    And on one last note, he said that while “it’s interesting to see gilts staying close to Bund moves and the (10y) spread sticking to 150bps, maybe the peak of that spread has been and gone.” But equally he said it was unsettling today to see 10y gilts like the Jly ’31 now at their highest (just sub-4%) since the Truss epoch…”


    In other news, the Water Companies, under pressure for treating the UK’s natural resources like their own private toilets for the 35 years since their privatization, panicked a little today at the possibility of a possible future Labour government, and promised to raiser £10bn to start paying for the process of picking their toilet paper out of beautiful natural waterways.  


    Traders suggested that while this may be nice for IRS in the years to come, and even perhaps for the linker market, maybe, given the dominance of gilt supply, this likely new GBP bond  issuance stream is but a drop in the ocean.


    At the 4:15pm close of play SONIA futures were 13 ticks down in the long-end and little changed at the front. The 10y gilt yield was +13bps at 3.96%, the 2y was +9bps at 3.95% and the 30y was +13bps at 4.39%. In ASWSs the 2y was +3.8bpos at 17.1bps, 10y was -1.7bps at -15.3bps and the 30y was -1.8bps at -61.3bps. In linkerland, breakevens were +2bps in 5y and 10y at 3.44% and 3.60% respectively, while 30y was +4bps at 3.38%.


    Final British Steel buy-in revealed

    The bigger the market becomes, the larger the gap seems to be between pension buy-ins being executed and being announced. Today saw news from deal advisor LCP that Legal and General has pulled off another pension buy-in for the British Steel Pension Fund.

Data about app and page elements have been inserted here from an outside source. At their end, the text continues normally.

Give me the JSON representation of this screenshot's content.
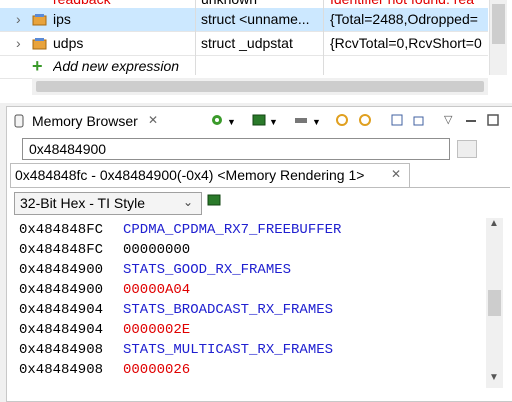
{
  "expressions": {
    "rows": [
      {
        "name": "readback",
        "type": "unknown",
        "value": "Identifier not found: rea",
        "value_red": true,
        "expanded": false
      },
      {
        "name": "ips",
        "type": "struct <unname...",
        "value": "{Total=2488,Odropped=",
        "value_red": false,
        "expanded": false
      },
      {
        "name": "udps",
        "type": "struct _udpstat",
        "value": "{RcvTotal=0,RcvShort=0",
        "value_red": false,
        "expanded": false
      }
    ],
    "add_new": "Add new expression"
  },
  "memory_browser": {
    "tab_title": "Memory Browser",
    "close_glyph": "✕",
    "address_value": "0x48484900",
    "rendering_tab": "0x484848fc - 0x48484900(-0x4) <Memory Rendering 1>",
    "rendering_close": "✕",
    "format_selected": "32-Bit Hex - TI Style",
    "rows": [
      {
        "addr": "0x484848FC",
        "text": "CPDMA_CPDMA_RX7_FREEBUFFER",
        "kind": "symbol"
      },
      {
        "addr": "0x484848FC",
        "text": "00000000",
        "kind": "value"
      },
      {
        "addr": "0x48484900",
        "text": "STATS_GOOD_RX_FRAMES",
        "kind": "symbol"
      },
      {
        "addr": "0x48484900",
        "text": "00000A04",
        "kind": "changed"
      },
      {
        "addr": "0x48484904",
        "text": "STATS_BROADCAST_RX_FRAMES",
        "kind": "symbol"
      },
      {
        "addr": "0x48484904",
        "text": "0000002E",
        "kind": "changed"
      },
      {
        "addr": "0x48484908",
        "text": "STATS_MULTICAST_RX_FRAMES",
        "kind": "symbol"
      },
      {
        "addr": "0x48484908",
        "text": "00000026",
        "kind": "changed"
      }
    ]
  },
  "colors": {
    "symbol": "#2020d0",
    "changed": "#e00000",
    "selection": "#cce8ff"
  },
  "icons": [
    "chevron-right-icon",
    "struct-icon",
    "add-plus-icon",
    "memory-chip-icon",
    "dropdown-arrow-icon",
    "sync-icon",
    "new-view-icon",
    "minimize-icon",
    "maximize-icon",
    "copy-icon",
    "scroll-up-icon",
    "scroll-down-icon"
  ]
}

    The £2.7bn buy-in completes the long process of de-risking British Steel’s £7.5bn of pension liabilities. In a statement today L&G said “Through a series of well-timed transactions since the establishment of the umbrella, the Scheme took advantage of volatile markets and acted decisively to capture attractive pricing to achieve the Trustees’ and Sponsor’s objective of full insurance.”